We shall presently have to return to some evidences of the great social progress made at this period as evidenced by various remarkable inventions and discoveries, but we may here mention one of the "wonders" of the time, which, though it was far from being a surprising success, became associated with the initiation of one of the most amazing achievements known to mankind. The Great Eastern steamship was an experiment of which bigness was the chief attraction, and it might almost have ceased to be remembered but for the fact that it was afterwards used to convey those submarine cables which were to be the
There had been a monster steamship launched in 1843, the largest ever built up to that date, named the Great Britain. Her length of keel was 289 feet, her main breadth above 50 feet; the depth of her hold more than 32 feet, and her tonnage 3444 tons. Her commander, Captain Hoskins, received the queen on board, and her majesty wished him success on his voyage across the Atlantic. It was a magnificent vessel, and could run, under favourable circumstances, at a speed of nearly sixteen statute miles an hour.

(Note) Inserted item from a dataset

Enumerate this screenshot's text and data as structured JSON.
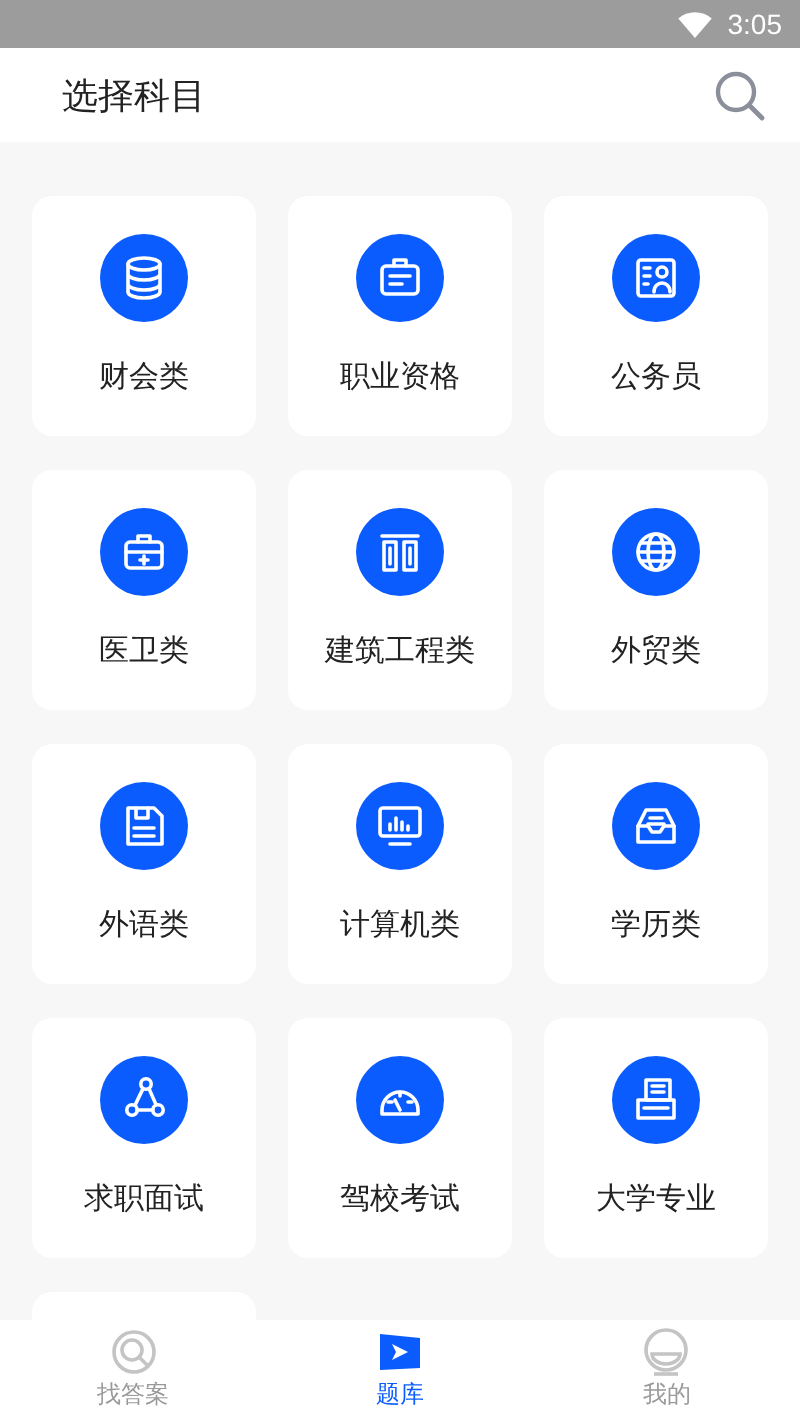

This was a decided success, but many persons who were believed to be competent judges declared that there was no advantage in enormous ships, and that the Great Britain represented the limit beyond which it would be difficult to ensure safety or convenience. This, however, did not prevent the enterprise of construction in 1856-1858, of the Great Eastern, a vessel of much vaster proportions, and of which the chief dining saloon, occupying only a portion of the poop, was 120 feet long, 47 feet wide, and 9 feet higli under the beams. The main shaft of the paddle engines weighed 40 tons, the rudder 13 tons. The appointments were to be luxurious, including hot and cold baths, with fresh as well as sea water, handsomely furnished cabins, and arrangements for the complete comfort of a large number of passengers of each class. It was computed that the vessel would run at the lowest estimate 17 or 18 miles an hour-about the speed of a parliamentary train, and great expectations were formed of the advantage of possessing two or three such vessels to be used in case of war, as troop-ships, by which an army of 30,000 men might be transported to any part of Europe in ten days. Of course the exponents of this view had not sufficiently considered the consequences of such a leviathian filled with troops being intercepted by smaller ships of war, nor had the difficulties of navigating a vessel of that size at points where troops could be readily disembarked been computed. The Great Eastern was, so to speak, an expensive toy. The company originally interested in the construction had to go into "liquida